    Trying to get more people into the U.S. workforce, the Obama administration last year announced $175 million in grants towards apprenticeship programs. VOA White House correspondent Aru Pande went inside one training center outside of Washington that has gained national recognition for helping put people on the path to employment.
    Video

    Video New Material May Reduce Concussion Effects

    As the 2016 National Football League season reaches its summit at the Super Bowl this coming Sunday (2/7), scientists are trying to learn how to more effectively protect football players from dangerous and damaging concussions. Researchers at Cardiff and Cambridge Universities say their origami-based material may solve the problem. VOA’s George Putic reports.
    Video

    Video Saudi Arabian Women's Sports Chip Away at Stereotypes

    Saudi Arabian female athletes say that sports are on the front line of busting traditions that quash women’s voices, both locally and internationally. In their hometown of Jeddah, a group of basketball players say that by connecting sports to health issues, they are encouraging women and girls to get out of their homes and participate in public life. VOA’s Heather Murdock reports.
    Video

    Video A Year Later, Fortunes Mixed for Syrians Forging New Lives in Berlin

    In April of last year, VOA followed the progress of six young Syrian refugees -- four brothers and their two friends -- as they made their way from Libya to Italy by boat, and eventually to Germany. Reporter Henry Ridgwell caught up with the refugees again in Berlin, as they struggle to forge new lives amid the turmoil of Europe's refugee crisis.
    Video

    Video Zika Virus May be Hard to Stop

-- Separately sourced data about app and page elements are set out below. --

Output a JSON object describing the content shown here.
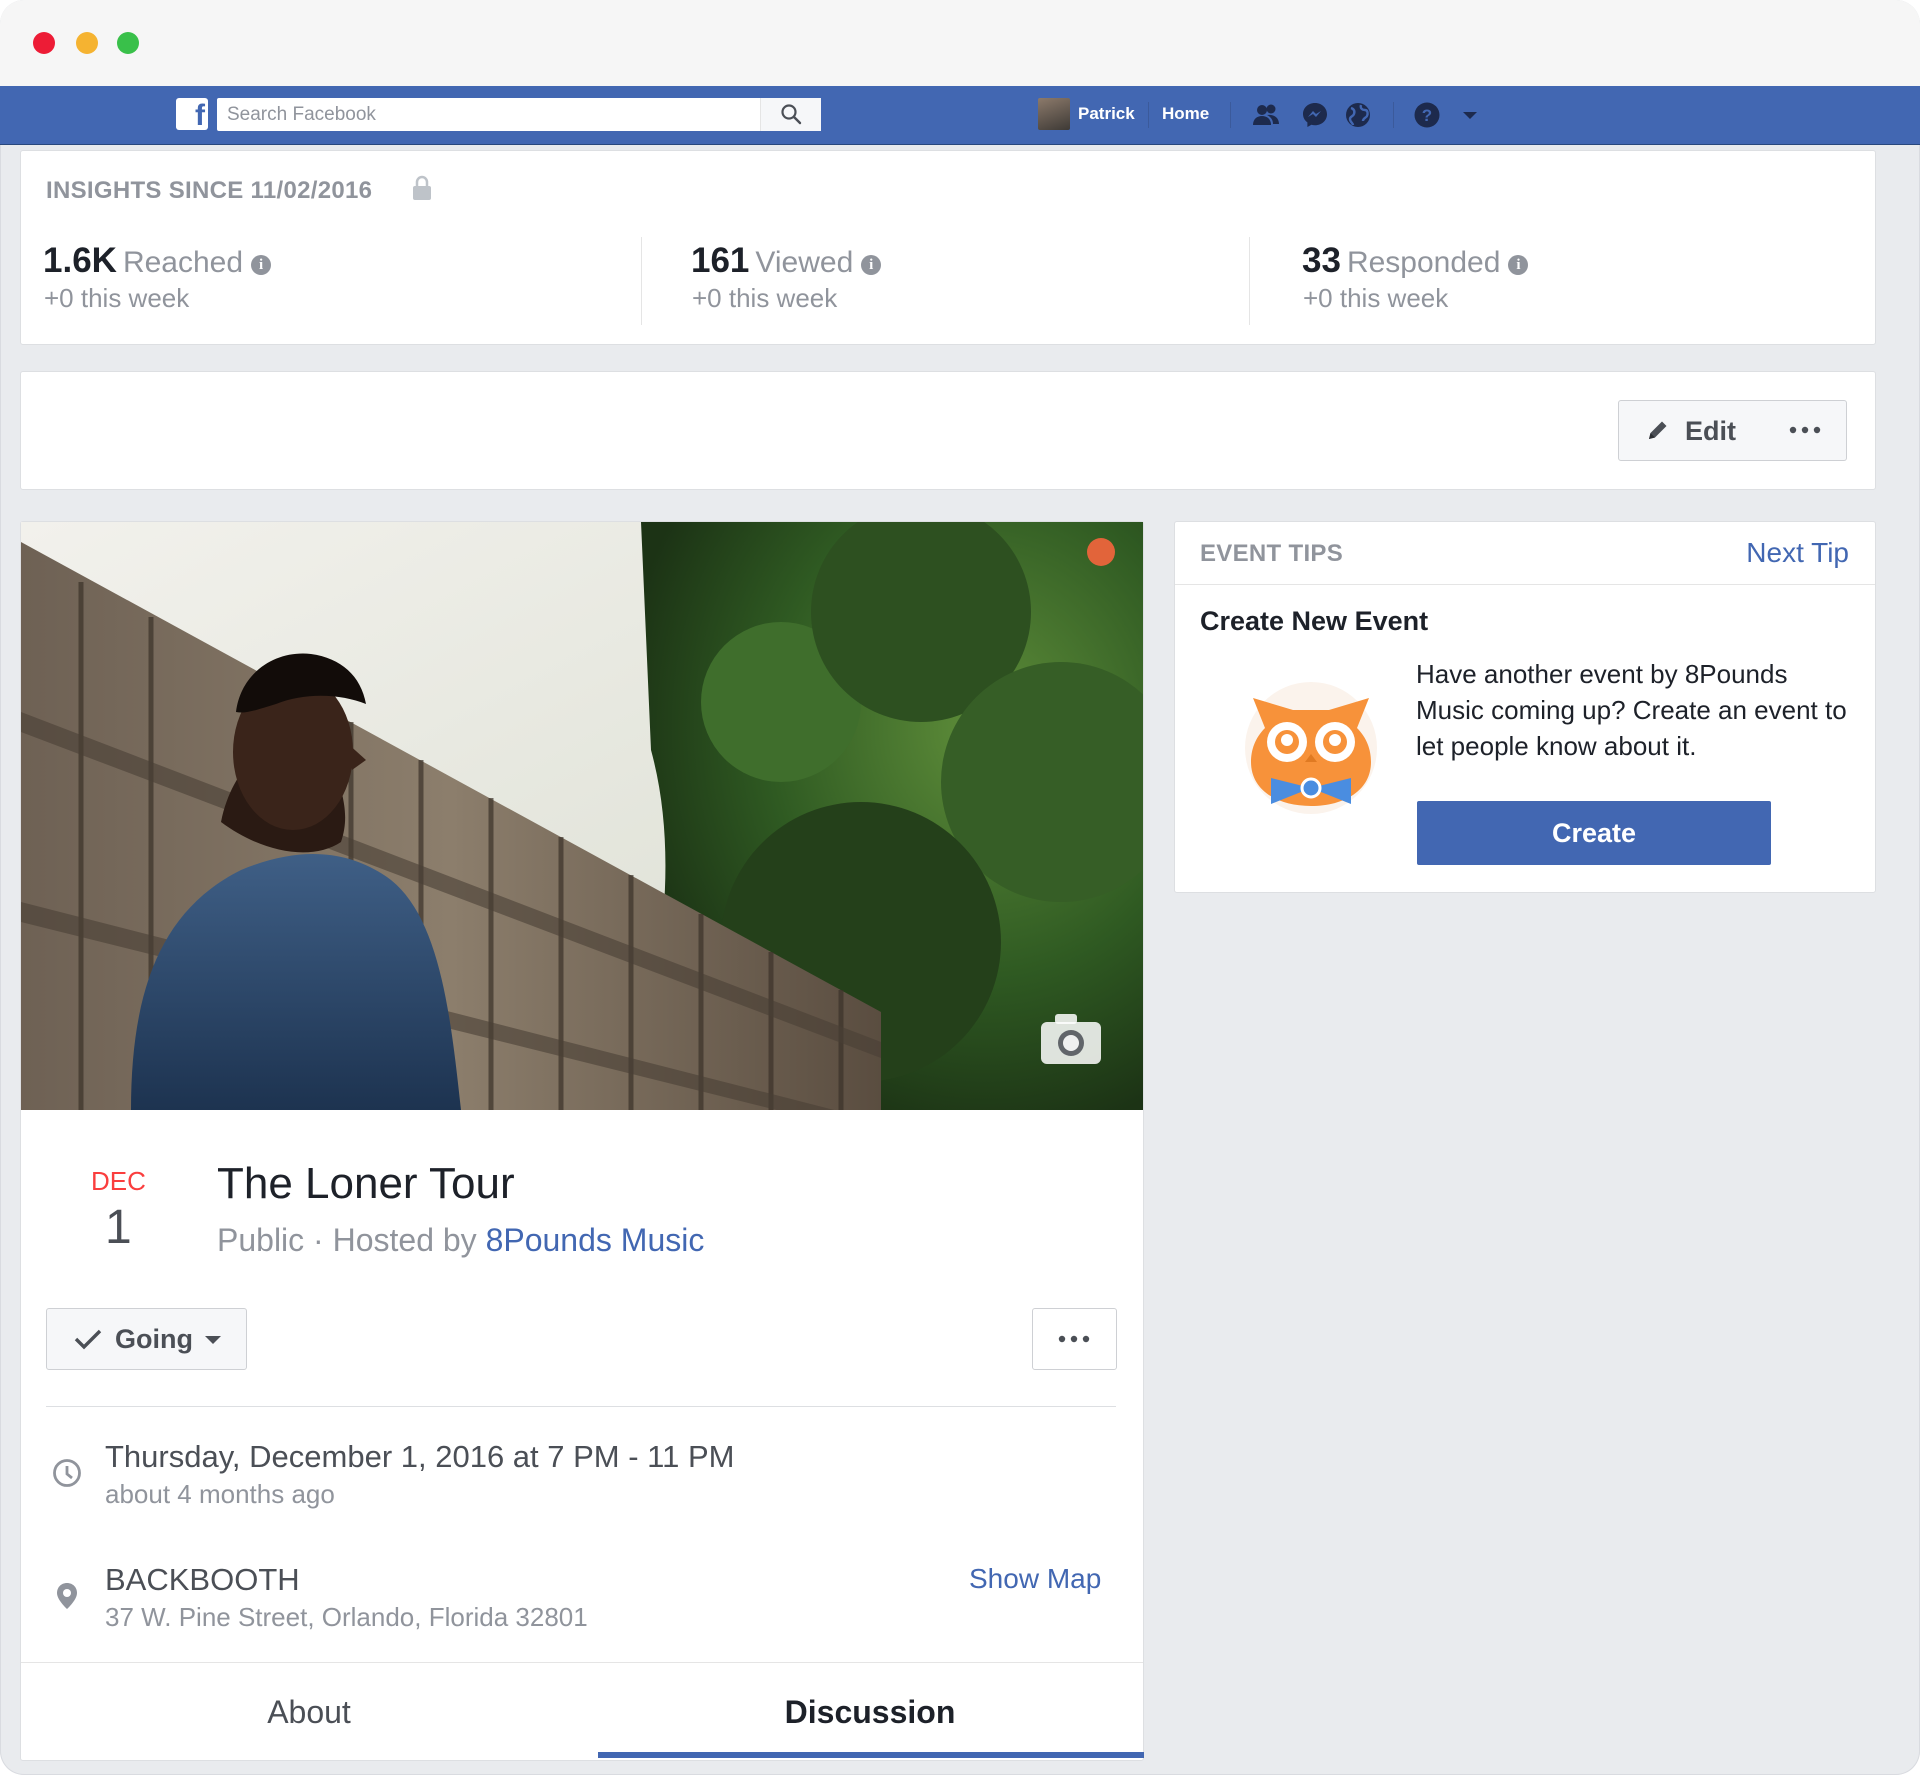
{
  "navbar": {
    "search_placeholder": "Search Facebook",
    "user_name": "Patrick",
    "home_label": "Home"
  },
  "insights": {
    "title": "INSIGHTS SINCE 11/02/2016",
    "metrics": [
      {
        "value": "1.6K",
        "label": "Reached",
        "sub": "+0 this week"
      },
      {
        "value": "161",
        "label": "Viewed",
        "sub": "+0 this week"
      },
      {
        "value": "33",
        "label": "Responded",
        "sub": "+0 this week"
      }
    ]
  },
  "actions": {
    "edit_label": "Edit"
  },
  "event": {
    "month": "DEC",
    "day": "1",
    "title": "The Loner Tour",
    "privacy": "Public · Hosted by ",
    "host": "8Pounds Music",
    "rsvp_label": "Going",
    "datetime": "Thursday, December 1, 2016 at 7 PM - 11 PM",
    "datetime_relative": "about 4 months ago",
    "venue": "BACKBOOTH",
    "address": "37 W. Pine Street, Orlando, Florida 32801",
    "show_map_label": "Show Map",
    "tabs": [
      {
        "label": "About",
        "active": false
      },
      {
        "label": "Discussion",
        "active": true
      }
    ]
  },
  "tips": {
    "title": "EVENT TIPS",
    "next_label": "Next Tip",
    "heading": "Create New Event",
    "text": "Have another event by 8Pounds Music coming up? Create an event to let people know about it.",
    "create_label": "Create"
  },
  "colors": {
    "brand_blue": "#4267b2",
    "date_red": "#fa3e3e",
    "owl_orange": "#f7923a"
  }
}
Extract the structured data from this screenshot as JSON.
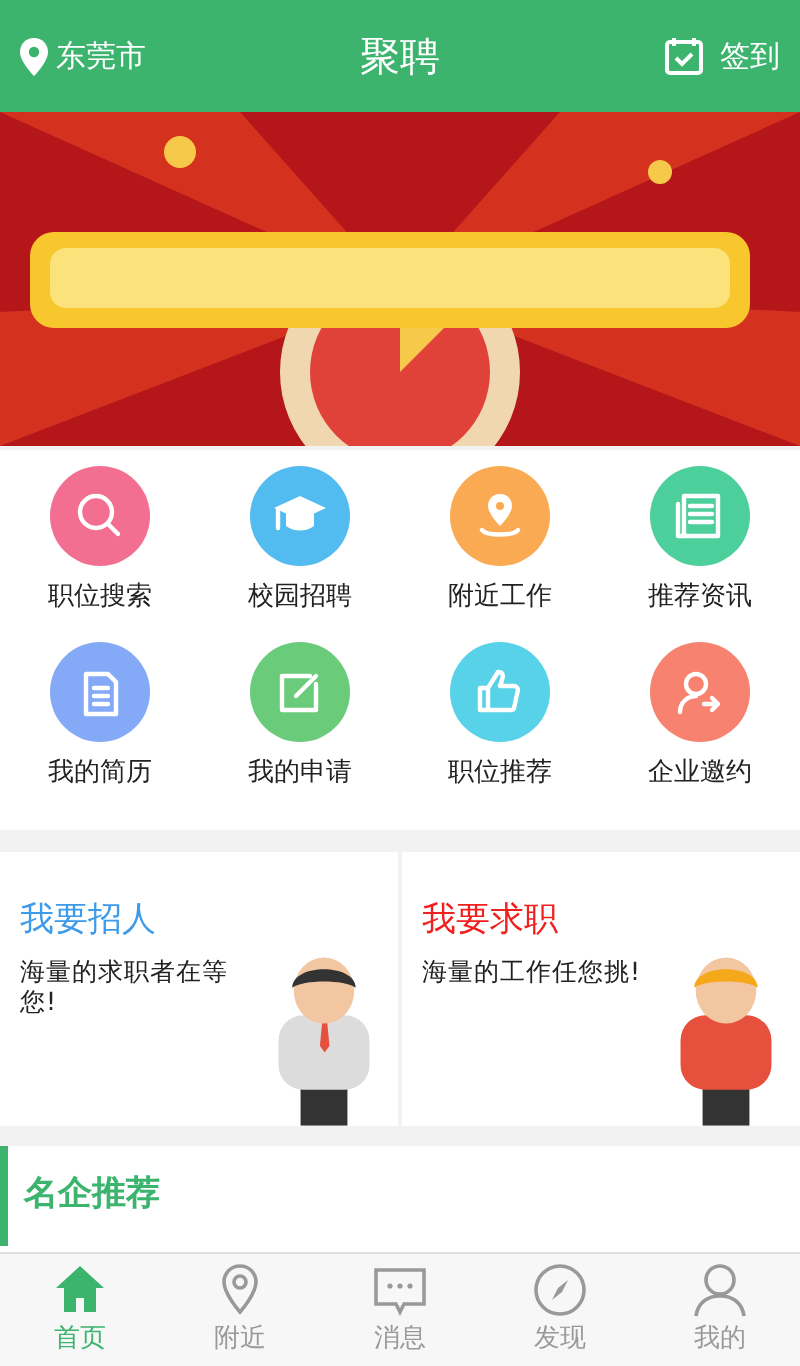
{
  "header": {
    "location": "东莞市",
    "title": "聚聘",
    "action": "签到"
  },
  "shortcuts": [
    {
      "label": "职位搜索",
      "color": "#f36f92"
    },
    {
      "label": "校园招聘",
      "color": "#52bbef"
    },
    {
      "label": "附近工作",
      "color": "#f9aa52"
    },
    {
      "label": "推荐资讯",
      "color": "#4dcf9c"
    },
    {
      "label": "我的简历",
      "color": "#84aaf7"
    },
    {
      "label": "我的申请",
      "color": "#6acb7a"
    },
    {
      "label": "职位推荐",
      "color": "#57d2e8"
    },
    {
      "label": "企业邀约",
      "color": "#f6826f"
    }
  ],
  "cards": [
    {
      "title": "我要招人",
      "text": "海量的求职者在等您!",
      "color": "#3d9be9"
    },
    {
      "title": "我要求职",
      "text": "海量的工作任您挑!",
      "color": "#f0201f"
    }
  ],
  "section": {
    "title": "名企推荐"
  },
  "tabs": [
    {
      "label": "首页",
      "selected": true
    },
    {
      "label": "附近",
      "selected": false
    },
    {
      "label": "消息",
      "selected": false
    },
    {
      "label": "发现",
      "selected": false
    },
    {
      "label": "我的",
      "selected": false
    }
  ]
}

    With the Zika virus spreading rapidly, the World Health Organization Monday declared Zika a global health emergency. As Alberto Pimienta reports, for many governments and experts, the worst is yet to come.